The desperate need to increase food production was on everyone’s mind. The bishop of Winchester declared that people were at liberty to work on Sundays for this purpose, but that they should also go to church. However, if they had a bad conscience about working, they should not do so. The Cranleigh parish council announced that a four-ton truck-load of seed potatoes had been ordered for the parish. Meanwhile, at the Guildford sewage farm, twelve German prisoners-of-war started work clearing land for planting potatoes. The men who normally worked there had all enlisted, and only two women were left.
An editorial in the Surrey Advertiser suggested that bakeries and dairies should combine their deliveries to release men for national service. In Kingston, bakers were considering stopping the delivery of bread, pointing out that the price of bread would be less for the customers, if they fetched it from the shop. Cranleigh bakeries and dairies made a feature of their delivery services, with several local dairies making two milk deliveries per day.
On 20 March, the Hambledon Tribunal had a few Cranleigh men among the cases which it considered for exemption from national service. George Pirie, 38, married, baker at the St Andrew’s Bakery on the Common, was allowed three months before being obliged to join the armed forces. The same was granted to Samuel Mann, ironmonger and house furnisher, director of David Mann’s. However, I have not found evidence that either of them actually served.

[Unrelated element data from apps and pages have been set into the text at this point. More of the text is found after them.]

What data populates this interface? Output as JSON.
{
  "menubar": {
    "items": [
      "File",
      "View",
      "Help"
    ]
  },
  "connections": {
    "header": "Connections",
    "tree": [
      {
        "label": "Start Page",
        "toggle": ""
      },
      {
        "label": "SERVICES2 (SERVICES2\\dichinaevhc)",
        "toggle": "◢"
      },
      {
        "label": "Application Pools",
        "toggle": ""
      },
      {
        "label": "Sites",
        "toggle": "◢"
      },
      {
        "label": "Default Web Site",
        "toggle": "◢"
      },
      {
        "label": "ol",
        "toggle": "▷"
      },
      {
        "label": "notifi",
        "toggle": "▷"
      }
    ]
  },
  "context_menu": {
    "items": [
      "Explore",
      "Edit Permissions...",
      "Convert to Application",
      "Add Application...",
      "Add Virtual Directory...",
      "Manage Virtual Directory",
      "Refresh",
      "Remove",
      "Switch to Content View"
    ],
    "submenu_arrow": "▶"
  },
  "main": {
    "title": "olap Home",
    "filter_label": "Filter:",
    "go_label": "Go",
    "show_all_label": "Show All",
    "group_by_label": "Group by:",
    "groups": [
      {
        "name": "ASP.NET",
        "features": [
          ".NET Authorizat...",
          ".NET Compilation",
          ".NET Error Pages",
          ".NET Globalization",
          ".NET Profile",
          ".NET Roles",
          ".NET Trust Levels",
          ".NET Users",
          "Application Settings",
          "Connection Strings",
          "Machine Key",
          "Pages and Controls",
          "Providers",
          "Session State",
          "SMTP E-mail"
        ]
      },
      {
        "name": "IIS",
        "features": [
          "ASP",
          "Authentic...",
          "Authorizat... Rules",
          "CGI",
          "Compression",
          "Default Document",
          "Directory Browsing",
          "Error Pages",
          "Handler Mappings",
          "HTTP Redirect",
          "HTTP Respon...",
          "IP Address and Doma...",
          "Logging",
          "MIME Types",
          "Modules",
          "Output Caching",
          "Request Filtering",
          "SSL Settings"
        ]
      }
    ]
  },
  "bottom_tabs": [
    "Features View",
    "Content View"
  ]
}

News came that Sergeant Tom Warner of the 2nd Queen’s was seriously wounded and dangerously ill, having had his right arm amputated. His home was ‘Hobart’ in Mount Road. As he was a traction engine driver in civilian life, this operation must have raised serious questions as to how he would be employed when he left the army.